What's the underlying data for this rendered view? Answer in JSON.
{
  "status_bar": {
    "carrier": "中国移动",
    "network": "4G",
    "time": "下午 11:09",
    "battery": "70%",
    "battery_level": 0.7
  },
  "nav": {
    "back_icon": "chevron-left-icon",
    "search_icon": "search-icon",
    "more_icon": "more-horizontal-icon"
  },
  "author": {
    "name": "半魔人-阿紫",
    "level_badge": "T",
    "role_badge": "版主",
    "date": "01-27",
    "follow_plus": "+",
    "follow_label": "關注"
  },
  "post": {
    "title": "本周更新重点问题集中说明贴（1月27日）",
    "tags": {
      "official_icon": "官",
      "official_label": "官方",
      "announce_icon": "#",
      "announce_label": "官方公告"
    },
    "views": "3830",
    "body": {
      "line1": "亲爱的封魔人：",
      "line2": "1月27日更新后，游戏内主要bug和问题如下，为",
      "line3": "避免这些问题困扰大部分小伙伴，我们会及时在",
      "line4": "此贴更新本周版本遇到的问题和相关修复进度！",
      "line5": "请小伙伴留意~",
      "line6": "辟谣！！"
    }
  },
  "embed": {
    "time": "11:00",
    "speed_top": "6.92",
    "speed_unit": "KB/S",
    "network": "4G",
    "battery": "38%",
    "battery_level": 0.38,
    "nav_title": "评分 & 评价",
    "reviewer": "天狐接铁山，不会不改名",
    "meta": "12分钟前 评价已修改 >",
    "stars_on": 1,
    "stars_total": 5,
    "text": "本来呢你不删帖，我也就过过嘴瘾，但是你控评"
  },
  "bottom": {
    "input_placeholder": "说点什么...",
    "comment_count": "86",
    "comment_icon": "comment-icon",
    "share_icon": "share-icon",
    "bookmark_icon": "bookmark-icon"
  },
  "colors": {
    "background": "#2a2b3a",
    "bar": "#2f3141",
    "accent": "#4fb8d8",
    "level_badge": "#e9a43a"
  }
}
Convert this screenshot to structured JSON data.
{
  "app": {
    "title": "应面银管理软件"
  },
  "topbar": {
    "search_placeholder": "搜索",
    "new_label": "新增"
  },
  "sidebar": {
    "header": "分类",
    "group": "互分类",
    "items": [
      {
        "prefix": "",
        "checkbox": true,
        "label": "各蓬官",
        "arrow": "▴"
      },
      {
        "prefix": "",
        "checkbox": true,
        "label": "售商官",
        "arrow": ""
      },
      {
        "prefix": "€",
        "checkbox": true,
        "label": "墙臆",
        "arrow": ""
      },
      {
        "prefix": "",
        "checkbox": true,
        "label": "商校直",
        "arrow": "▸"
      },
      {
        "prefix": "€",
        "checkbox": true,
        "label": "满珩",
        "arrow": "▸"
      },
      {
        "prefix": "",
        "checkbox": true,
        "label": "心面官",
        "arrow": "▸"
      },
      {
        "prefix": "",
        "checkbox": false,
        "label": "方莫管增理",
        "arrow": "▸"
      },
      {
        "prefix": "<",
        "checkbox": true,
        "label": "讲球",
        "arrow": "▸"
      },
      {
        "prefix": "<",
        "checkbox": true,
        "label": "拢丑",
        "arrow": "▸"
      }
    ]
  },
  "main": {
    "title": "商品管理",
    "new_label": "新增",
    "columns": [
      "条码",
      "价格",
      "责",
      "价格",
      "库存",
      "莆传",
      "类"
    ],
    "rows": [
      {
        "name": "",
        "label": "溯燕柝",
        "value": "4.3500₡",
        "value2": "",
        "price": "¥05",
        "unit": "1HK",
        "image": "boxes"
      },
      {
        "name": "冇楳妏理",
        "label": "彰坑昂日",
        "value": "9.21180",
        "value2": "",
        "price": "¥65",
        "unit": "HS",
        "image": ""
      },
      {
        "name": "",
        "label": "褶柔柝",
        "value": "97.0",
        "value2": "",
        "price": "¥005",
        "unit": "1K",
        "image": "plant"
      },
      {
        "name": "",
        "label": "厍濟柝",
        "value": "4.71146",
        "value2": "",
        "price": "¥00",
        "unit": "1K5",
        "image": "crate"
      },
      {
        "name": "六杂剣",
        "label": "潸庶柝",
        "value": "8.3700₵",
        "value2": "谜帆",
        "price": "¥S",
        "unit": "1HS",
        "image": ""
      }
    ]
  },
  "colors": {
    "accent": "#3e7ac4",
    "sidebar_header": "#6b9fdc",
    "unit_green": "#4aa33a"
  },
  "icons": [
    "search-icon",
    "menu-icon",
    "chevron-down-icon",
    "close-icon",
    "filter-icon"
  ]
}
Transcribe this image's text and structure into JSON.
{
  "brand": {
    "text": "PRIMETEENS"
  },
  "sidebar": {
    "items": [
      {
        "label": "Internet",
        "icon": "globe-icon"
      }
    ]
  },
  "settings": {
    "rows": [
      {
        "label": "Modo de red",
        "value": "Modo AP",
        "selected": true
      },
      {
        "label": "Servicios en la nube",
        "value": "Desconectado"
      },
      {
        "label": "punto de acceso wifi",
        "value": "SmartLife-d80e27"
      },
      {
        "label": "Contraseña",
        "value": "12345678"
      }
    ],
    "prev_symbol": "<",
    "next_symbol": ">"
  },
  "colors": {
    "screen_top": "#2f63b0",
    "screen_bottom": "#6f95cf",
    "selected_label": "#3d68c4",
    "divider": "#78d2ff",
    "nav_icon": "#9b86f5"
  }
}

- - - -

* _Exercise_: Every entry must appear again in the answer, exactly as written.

* _Task response_:
What's the underlying data for this rendered view? Answer in JSON.
{
  "status_bar": {
    "carrier": "中国移动",
    "network": "4G",
    "time": "下午 11:09",
    "battery": "70%",
    "battery_level": 0.7
  },
  "nav": {
    "back_icon": "chevron-left-icon",
    "search_icon": "search-icon",
    "more_icon": "more-horizontal-icon"
  },
  "author": {
    "name": "半魔人-阿紫",
    "level_badge": "T",
    "role_badge": "版主",
    "date": "01-27",
    "follow_plus": "+",
    "follow_label": "關注"
  },
  "post": {
    "title": "本周更新重点问题集中说明贴（1月27日）",
    "tags": {
      "official_icon": "官",
      "official_label": "官方",
      "announce_icon": "#",
      "announce_label": "官方公告"
    },
    "views": "3830",
    "body": {
      "line1": "亲爱的封魔人：",
      "line2": "1月27日更新后，游戏内主要bug和问题如下，为",
      "line3": "避免这些问题困扰大部分小伙伴，我们会及时在",
      "line4": "此贴更新本周版本遇到的问题和相关修复进度！",
      "line5": "请小伙伴留意~",
      "line6": "辟谣！！"
    }
  },
  "embed": {
    "time": "11:00",
    "speed_top": "6.92",
    "speed_unit": "KB/S",
    "network": "4G",
    "battery": "38%",
    "battery_level": 0.38,
    "nav_title": "评分 & 评价",
    "reviewer": "天狐接铁山，不会不改名",
    "meta": "12分钟前 评价已修改 >",
    "stars_on": 1,
    "stars_total": 5,
    "text": "本来呢你不删帖，我也就过过嘴瘾，但是你控评"
  },
  "bottom": {
    "input_placeholder": "说点什么...",
    "comment_count": "86",
    "comment_icon": "comment-icon",
    "share_icon": "share-icon",
    "bookmark_icon": "bookmark-icon"
  },
  "colors": {
    "background": "#2a2b3a",
    "bar": "#2f3141",
    "accent": "#4fb8d8",
    "level_badge": "#e9a43a"
  }
}
Convert this screenshot to structured JSON data.
{
  "app": {
    "title": "应面银管理软件"
  },
  "topbar": {
    "search_placeholder": "搜索",
    "new_label": "新增"
  },
  "sidebar": {
    "header": "分类",
    "group": "互分类",
    "items": [
      {
        "prefix": "",
        "checkbox": true,
        "label": "各蓬官",
        "arrow": "▴"
      },
      {
        "prefix": "",
        "checkbox": true,
        "label": "售商官",
        "arrow": ""
      },
      {
        "prefix": "€",
        "checkbox": true,
        "label": "墙臆",
        "arrow": ""
      },
      {
        "prefix": "",
        "checkbox": true,
        "label": "商校直",
        "arrow": "▸"
      },
      {
        "prefix": "€",
        "checkbox": true,
        "label": "满珩",
        "arrow": "▸"
      },
      {
        "prefix": "",
        "checkbox": true,
        "label": "心面官",
        "arrow": "▸"
      },
      {
        "prefix": "",
        "checkbox": false,
        "label": "方莫管增理",
        "arrow": "▸"
      },
      {
        "prefix": "<",
        "checkbox": true,
        "label": "讲球",
        "arrow": "▸"
      },
      {
        "prefix": "<",
        "checkbox": true,
        "label": "拢丑",
        "arrow": "▸"
      }
    ]
  },
  "main": {
    "title": "商品管理",
    "new_label": "新增",
    "columns": [
      "条码",
      "价格",
      "责",
      "价格",
      "库存",
      "莆传",
      "类"
    ],
    "rows": [
      {
        "name": "",
        "label": "溯燕柝",
        "value": "4.3500₡",
        "value2": "",
        "price": "¥05",
        "unit": "1HK",
        "image": "boxes"
      },
      {
        "name": "冇楳妏理",
        "label": "彰坑昂日",
        "value": "9.21180",
        "value2": "",
        "price": "¥65",
        "unit": "HS",
        "image": ""
      },
      {
        "name": "",
        "label": "褶柔柝",
        "value": "97.0",
        "value2": "",
        "price": "¥005",
        "unit": "1K",
        "image": "plant"
      },
      {
        "name": "",
        "label": "厍濟柝",
        "value": "4.71146",
        "value2": "",
        "price": "¥00",
        "unit": "1K5",
        "image": "crate"
      },
      {
        "name": "六杂剣",
        "label": "潸庶柝",
        "value": "8.3700₵",
        "value2": "谜帆",
        "price": "¥S",
        "unit": "1HS",
        "image": ""
      }
    ]
  },
  "colors": {
    "accent": "#3e7ac4",
    "sidebar_header": "#6b9fdc",
    "unit_green": "#4aa33a"
  },
  "icons": [
    "search-icon",
    "menu-icon",
    "chevron-down-icon",
    "close-icon",
    "filter-icon"
  ]
}
Transcribe this image's text and structure into JSON.
{
  "brand": {
    "text": "PRIMETEENS"
  },
  "sidebar": {
    "items": [
      {
        "label": "Internet",
        "icon": "globe-icon"
      }
    ]
  },
  "settings": {
    "rows": [
      {
        "label": "Modo de red",
        "value": "Modo AP",
        "selected": true
      },
      {
        "label": "Servicios en la nube",
        "value": "Desconectado"
      },
      {
        "label": "punto de acceso wifi",
        "value": "SmartLife-d80e27"
      },
      {
        "label": "Contraseña",
        "value": "12345678"
      }
    ],
    "prev_symbol": "<",
    "next_symbol": ">"
  },
  "colors": {
    "screen_top": "#2f63b0",
    "screen_bottom": "#6f95cf",
    "selected_label": "#3d68c4",
    "divider": "#78d2ff",
    "nav_icon": "#9b86f5"
  }
}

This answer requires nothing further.